=== Data records ===
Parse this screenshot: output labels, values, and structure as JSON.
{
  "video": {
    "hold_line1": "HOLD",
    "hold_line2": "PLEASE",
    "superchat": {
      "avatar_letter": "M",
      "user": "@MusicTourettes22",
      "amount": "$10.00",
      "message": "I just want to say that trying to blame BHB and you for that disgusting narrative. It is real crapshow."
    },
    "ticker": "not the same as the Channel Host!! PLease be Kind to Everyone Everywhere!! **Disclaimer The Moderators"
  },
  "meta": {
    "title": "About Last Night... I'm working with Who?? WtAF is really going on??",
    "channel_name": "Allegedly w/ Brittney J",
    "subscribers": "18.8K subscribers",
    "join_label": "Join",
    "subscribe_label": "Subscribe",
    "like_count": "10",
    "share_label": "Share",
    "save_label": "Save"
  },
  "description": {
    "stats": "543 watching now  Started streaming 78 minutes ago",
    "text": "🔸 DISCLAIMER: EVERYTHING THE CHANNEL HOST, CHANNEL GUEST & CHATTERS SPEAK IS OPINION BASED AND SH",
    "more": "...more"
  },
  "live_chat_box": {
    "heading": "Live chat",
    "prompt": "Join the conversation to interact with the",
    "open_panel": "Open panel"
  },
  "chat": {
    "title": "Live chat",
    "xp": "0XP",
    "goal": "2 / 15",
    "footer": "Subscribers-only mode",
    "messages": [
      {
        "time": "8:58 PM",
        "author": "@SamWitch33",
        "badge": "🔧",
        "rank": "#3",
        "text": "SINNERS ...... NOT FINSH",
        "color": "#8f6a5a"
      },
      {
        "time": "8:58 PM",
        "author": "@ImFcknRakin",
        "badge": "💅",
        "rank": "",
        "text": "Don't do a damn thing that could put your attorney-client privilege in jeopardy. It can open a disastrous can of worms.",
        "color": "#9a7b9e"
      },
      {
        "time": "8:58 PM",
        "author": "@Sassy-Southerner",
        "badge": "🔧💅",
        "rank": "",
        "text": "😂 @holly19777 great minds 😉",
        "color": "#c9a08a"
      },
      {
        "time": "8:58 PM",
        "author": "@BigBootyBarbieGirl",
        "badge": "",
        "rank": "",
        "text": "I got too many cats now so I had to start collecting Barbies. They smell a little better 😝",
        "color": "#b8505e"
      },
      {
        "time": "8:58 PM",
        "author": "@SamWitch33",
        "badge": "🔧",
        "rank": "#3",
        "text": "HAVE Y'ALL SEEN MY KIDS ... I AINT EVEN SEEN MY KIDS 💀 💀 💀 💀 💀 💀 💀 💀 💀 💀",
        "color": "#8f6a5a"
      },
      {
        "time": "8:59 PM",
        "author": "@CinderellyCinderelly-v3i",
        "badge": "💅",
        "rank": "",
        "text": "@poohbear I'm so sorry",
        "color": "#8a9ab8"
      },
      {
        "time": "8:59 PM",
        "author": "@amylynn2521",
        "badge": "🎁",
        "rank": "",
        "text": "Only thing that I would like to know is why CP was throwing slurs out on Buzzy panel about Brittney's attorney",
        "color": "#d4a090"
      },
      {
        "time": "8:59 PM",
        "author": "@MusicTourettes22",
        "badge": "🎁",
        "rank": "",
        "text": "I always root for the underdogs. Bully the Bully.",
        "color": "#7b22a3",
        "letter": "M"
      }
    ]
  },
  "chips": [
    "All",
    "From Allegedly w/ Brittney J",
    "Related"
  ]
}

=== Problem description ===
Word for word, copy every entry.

=== Answer to the problem ===
Parse this screenshot: output labels, values, and structure as JSON.
{
  "video": {
    "hold_line1": "HOLD",
    "hold_line2": "PLEASE",
    "superchat": {
      "avatar_letter": "M",
      "user": "@MusicTourettes22",
      "amount": "$10.00",
      "message": "I just want to say that trying to blame BHB and you for that disgusting narrative. It is real crapshow."
    },
    "ticker": "not the same as the Channel Host!! PLease be Kind to Everyone Everywhere!! **Disclaimer The Moderators"
  },
  "meta": {
    "title": "About Last Night... I'm working with Who?? WtAF is really going on??",
    "channel_name": "Allegedly w/ Brittney J",
    "subscribers": "18.8K subscribers",
    "join_label": "Join",
    "subscribe_label": "Subscribe",
    "like_count": "10",
    "share_label": "Share",
    "save_label": "Save"
  },
  "description": {
    "stats": "543 watching now  Started streaming 78 minutes ago",
    "text": "🔸 DISCLAIMER: EVERYTHING THE CHANNEL HOST, CHANNEL GUEST & CHATTERS SPEAK IS OPINION BASED AND SH",
    "more": "...more"
  },
  "live_chat_box": {
    "heading": "Live chat",
    "prompt": "Join the conversation to interact with the",
    "open_panel": "Open panel"
  },
  "chat": {
    "title": "Live chat",
    "xp": "0XP",
    "goal": "2 / 15",
    "footer": "Subscribers-only mode",
    "messages": [
      {
        "time": "8:58 PM",
        "author": "@SamWitch33",
        "badge": "🔧",
        "rank": "#3",
        "text": "SINNERS ...... NOT FINSH",
        "color": "#8f6a5a"
      },
      {
        "time": "8:58 PM",
        "author": "@ImFcknRakin",
        "badge": "💅",
        "rank": "",
        "text": "Don't do a damn thing that could put your attorney-client privilege in jeopardy. It can open a disastrous can of worms.",
        "color": "#9a7b9e"
      },
      {
        "time": "8:58 PM",
        "author": "@Sassy-Southerner",
        "badge": "🔧💅",
        "rank": "",
        "text": "😂 @holly19777 great minds 😉",
        "color": "#c9a08a"
      },
      {
        "time": "8:58 PM",
        "author": "@BigBootyBarbieGirl",
        "badge": "",
        "rank": "",
        "text": "I got too many cats now so I had to start collecting Barbies. They smell a little better 😝",
        "color": "#b8505e"
      },
      {
        "time": "8:58 PM",
        "author": "@SamWitch33",
        "badge": "🔧",
        "rank": "#3",
        "text": "HAVE Y'ALL SEEN MY KIDS ... I AINT EVEN SEEN MY KIDS 💀 💀 💀 💀 💀 💀 💀 💀 💀 💀",
        "color": "#8f6a5a"
      },
      {
        "time": "8:59 PM",
        "author": "@CinderellyCinderelly-v3i",
        "badge": "💅",
        "rank": "",
        "text": "@poohbear I'm so sorry",
        "color": "#8a9ab8"
      },
      {
        "time": "8:59 PM",
        "author": "@amylynn2521",
        "badge": "🎁",
        "rank": "",
        "text": "Only thing that I would like to know is why CP was throwing slurs out on Buzzy panel about Brittney's attorney",
        "color": "#d4a090"
      },
      {
        "time": "8:59 PM",
        "author": "@MusicTourettes22",
        "badge": "🎁",
        "rank": "",
        "text": "I always root for the underdogs. Bully the Bully.",
        "color": "#7b22a3",
        "letter": "M"
      }
    ]
  },
  "chips": [
    "All",
    "From Allegedly w/ Brittney J",
    "Related"
  ]
}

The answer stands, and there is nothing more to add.